Rigor is creating an environment in which each student is expected to learn at high levels,
each student is supported so he or she can learn at high levels,
and each student demonstrates learning at high levels (Blackburn, 2008).

Friday, July 26, 2013

Tips for Homework

Do your students struggle with homework?  Or do you have trouble getting students to turn in their homework?  Here's a great guide for Helping Your Students with Homework, which includes 18 tips for getting homework done.

Friday, July 19, 2013

Learned Helplessness

I was in Charlotte, NC this week for the High Schools that Work national conference.  Two of my presentations centered on Working with Students with Special Needs.  One of the topics we discussed was learned helplessness, or students who aren't even willing to try to do anything without help.  You probably teach one of these students; they raise their hands immediately without even attempting to answer the question or do the assignment.  Here's a seven step process to minimize learned helplessness:

Learned Helplessness:

1.            Determine if learned helplessness exists.
2.            Explicitly model the preferred academic behavior.
3.            Teach the student a strategy for displaying the preferred academic behavior.
4.            Provide practice for the strategy.
5.            Set a cue to remind the student to initiate the strategy.
6.            Allow the student to succeed.
7.            Facilitate the student’s problem-solving strategy. 

Saturday, July 13, 2013

Seven Myths of Instructional Rigor

Instructional rigor is one of the most discussed topics in education today.

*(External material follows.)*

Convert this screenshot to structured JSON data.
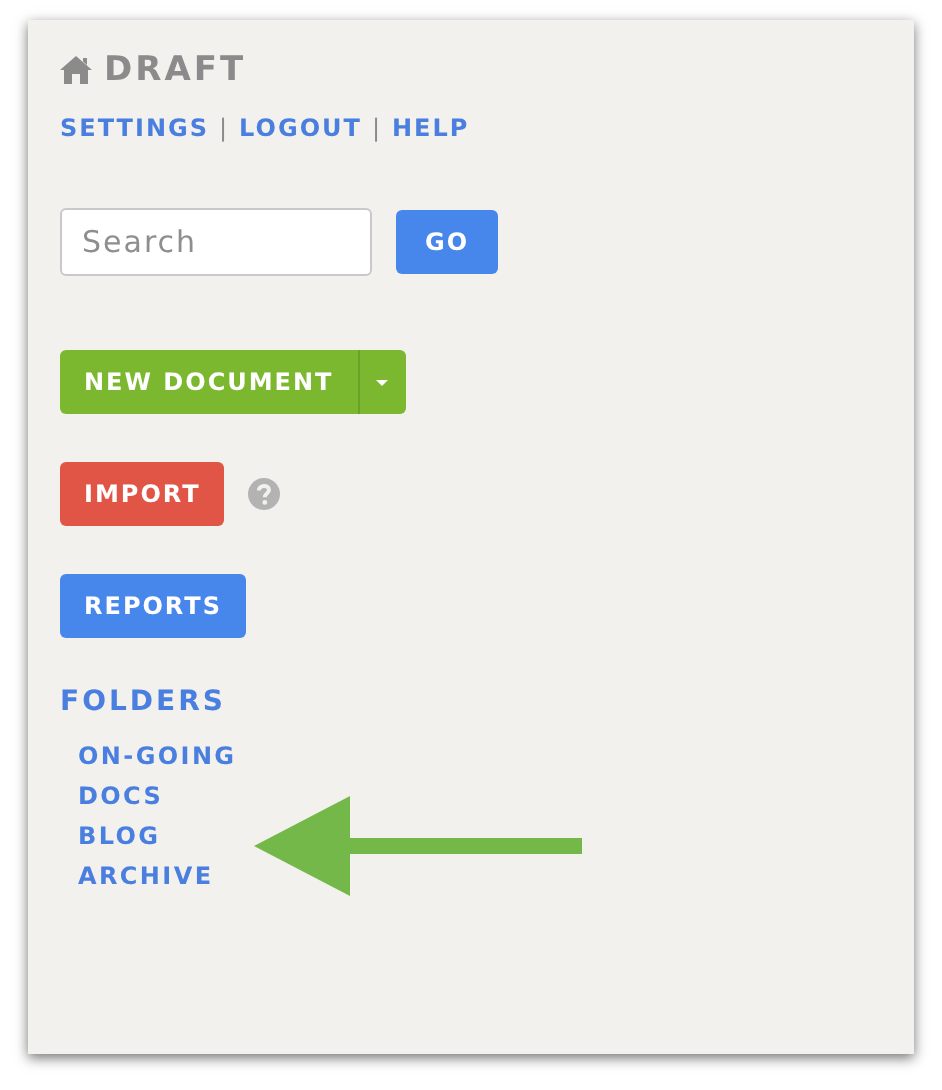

But there is much debate over what rigor is and is not. Let's look at seven myths, then a concrete definition of the actual meaning.
Myth One: Lots of homework is a sign of rigor.
For the rest of the article, click here.  

Sunday, July 7, 2013

Beginner's Guide to Rigor

Interested in instructional rigor?  Looking for something to share with teachers to prompt a discussion of rigor?  Try my Beginner's Guide to Rigor (scroll down)!